An on-track incident at Atlanta Dragway in 2015 turned his 1980 Mercury Capri onto its lid and pushed him into a chassis rebuild. With the assistance of Matt Wirt Racefab Engineering and many other supporters, Riccardi completed the rebuild and got back into action in 2016 but pulled back not long after, vowing to put together a brand-new engine combination that would be up-to-date with others in the class.

Riccardi is one of those hands-on competitors with a burning desire to understand the function of every component attached to his machine. To satisfy his urges, he’s worked hand-in-hand with longtime engine builder and induction specialist Dave Jack of Dave Jack Cylinder Heads to develop a state-of-the-art small-block Ford that he expects to run at the front of the NA 10.5 pack.

Most days, after he finishes up with the responsibilities of his day job as a line mechanic at Downs Ford in Toms River, NJ, Riccardi hops in the car and heads 55 miles up the Garden State Parkway to the DJCH shop in Rahway, New Jersey. There, he helps out with whatever needs to be done in the shop and working on his engine when time permits. The process has been slow-going, but the experience has been well worth it.

“Dave and I are partners on this engine; I work in the shop to help out with whatever they need in exchange for gaining knowledge I couldn’t buy anywhere else. I’m getting a hell of an education. I’m not going to pass up learning the tricks of the trade,” says Riccardi.

Three years ago, when Jack suggested building a new engine, Riccardi expected to only be out for a single year. The best-laid plans often change, though, especially in the time of COVID-19, and at this point, Riccardi is thrilled that the engine is together and ready for an assault on the NMCA’s 2021 Bradenton season opener this weekend.

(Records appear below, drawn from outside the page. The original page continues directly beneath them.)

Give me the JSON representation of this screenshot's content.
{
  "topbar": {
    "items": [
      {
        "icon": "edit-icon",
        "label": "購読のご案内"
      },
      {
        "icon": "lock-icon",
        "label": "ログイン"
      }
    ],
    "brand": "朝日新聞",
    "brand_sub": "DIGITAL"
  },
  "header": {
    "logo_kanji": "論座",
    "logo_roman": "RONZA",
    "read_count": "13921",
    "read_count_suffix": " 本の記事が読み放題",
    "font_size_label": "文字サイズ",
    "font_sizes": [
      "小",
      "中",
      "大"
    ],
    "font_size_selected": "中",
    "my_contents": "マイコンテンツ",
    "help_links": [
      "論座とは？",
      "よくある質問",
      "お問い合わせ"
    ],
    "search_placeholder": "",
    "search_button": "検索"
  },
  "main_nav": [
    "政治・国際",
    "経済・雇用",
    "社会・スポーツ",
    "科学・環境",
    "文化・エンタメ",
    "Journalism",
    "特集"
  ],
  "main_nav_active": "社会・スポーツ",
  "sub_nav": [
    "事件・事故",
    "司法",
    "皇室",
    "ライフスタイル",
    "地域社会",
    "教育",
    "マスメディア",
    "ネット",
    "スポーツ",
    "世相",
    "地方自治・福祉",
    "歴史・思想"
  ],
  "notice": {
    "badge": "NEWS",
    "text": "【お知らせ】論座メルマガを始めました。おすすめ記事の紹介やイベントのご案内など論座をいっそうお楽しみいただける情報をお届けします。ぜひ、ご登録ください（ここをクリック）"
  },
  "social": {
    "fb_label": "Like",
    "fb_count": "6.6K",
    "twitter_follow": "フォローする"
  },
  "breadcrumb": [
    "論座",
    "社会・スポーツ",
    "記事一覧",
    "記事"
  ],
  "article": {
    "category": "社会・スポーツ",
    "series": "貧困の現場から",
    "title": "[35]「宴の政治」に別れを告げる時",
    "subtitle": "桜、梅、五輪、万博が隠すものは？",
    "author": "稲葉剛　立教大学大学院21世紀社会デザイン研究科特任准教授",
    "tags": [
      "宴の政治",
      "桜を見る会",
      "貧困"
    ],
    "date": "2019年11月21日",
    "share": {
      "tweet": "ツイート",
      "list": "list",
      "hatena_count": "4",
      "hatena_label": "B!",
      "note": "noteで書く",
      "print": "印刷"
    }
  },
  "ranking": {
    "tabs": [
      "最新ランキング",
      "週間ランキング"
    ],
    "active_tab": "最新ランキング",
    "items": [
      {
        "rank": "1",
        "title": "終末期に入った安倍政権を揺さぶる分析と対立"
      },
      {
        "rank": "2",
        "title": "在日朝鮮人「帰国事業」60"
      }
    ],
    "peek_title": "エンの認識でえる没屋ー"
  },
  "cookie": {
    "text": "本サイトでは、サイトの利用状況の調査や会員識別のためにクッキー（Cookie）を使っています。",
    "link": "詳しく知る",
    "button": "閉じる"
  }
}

With a high-compression, high-powered, inline-valve naturally aspirated engine such as this, it is critical to use the dyno as a tuning tool to develop carburetor tune-ups and gain insight into the engine’s powerband to spec torque converter parameters. Riccardi has high confidence in the equipment used at DJCH to test his engine.

“We don’t chase dyno numbers, but every dyno is completely different. Over the last 21 years, [the numbers on] Bob and Dave’s dyno relates to what my car does on the track,” said Riccardi.

Riccardi has picked up substantial power compared to the old engine, which was on pace with the other competitors in the class, running 7.9-second elapsed times. He believes that with the new Dale Cubic carburetor that’s on the way after the team’s dyno sessions, he should be running right at the pack’s current performance level based on the team’s calculations.

“Knowing how much power we made, and the fact that I have 50 pounds less to carry for the cylinder head break, that should put me right where we need to be. We get to weigh 2,615 pounds, and before we were at 2,670 pounds,” he said.

He credits several additional partners who assisted with his efforts to get back to the track, including Bob Oster of B&B Performance Machine, Jamie Wagner from Holley/Racepak, Smitty Smith and Rick Roberts at Edelbrock, Dale Cubic of CFM Performance Carburetors, the guys at MGP Rods, Bob MacDonald at Jesel, and NHRA Pro Stock racer Shane Tucker’s dad, Rob, who is an old friend of Dave Jack’s and helped with several design aspects of the induction system.

One of the key people in his program is Matt Wirt of Matt Wirt Racefab Engineering, who completely revamped the chassis to get Riccardi to the front of the pack. His wife, Jenni, has been a driving force behind this effort, pushing him on the days when the two-hour drive to the engine shop was a grind and providing every opportunity for him to focus on the task at hand.

Power-to-weight ratio is everything in this class, and although Rick Riccardi’s wallet may not have the same power as some of his competition, the brainpower team behind his effort is on par with the best in the business.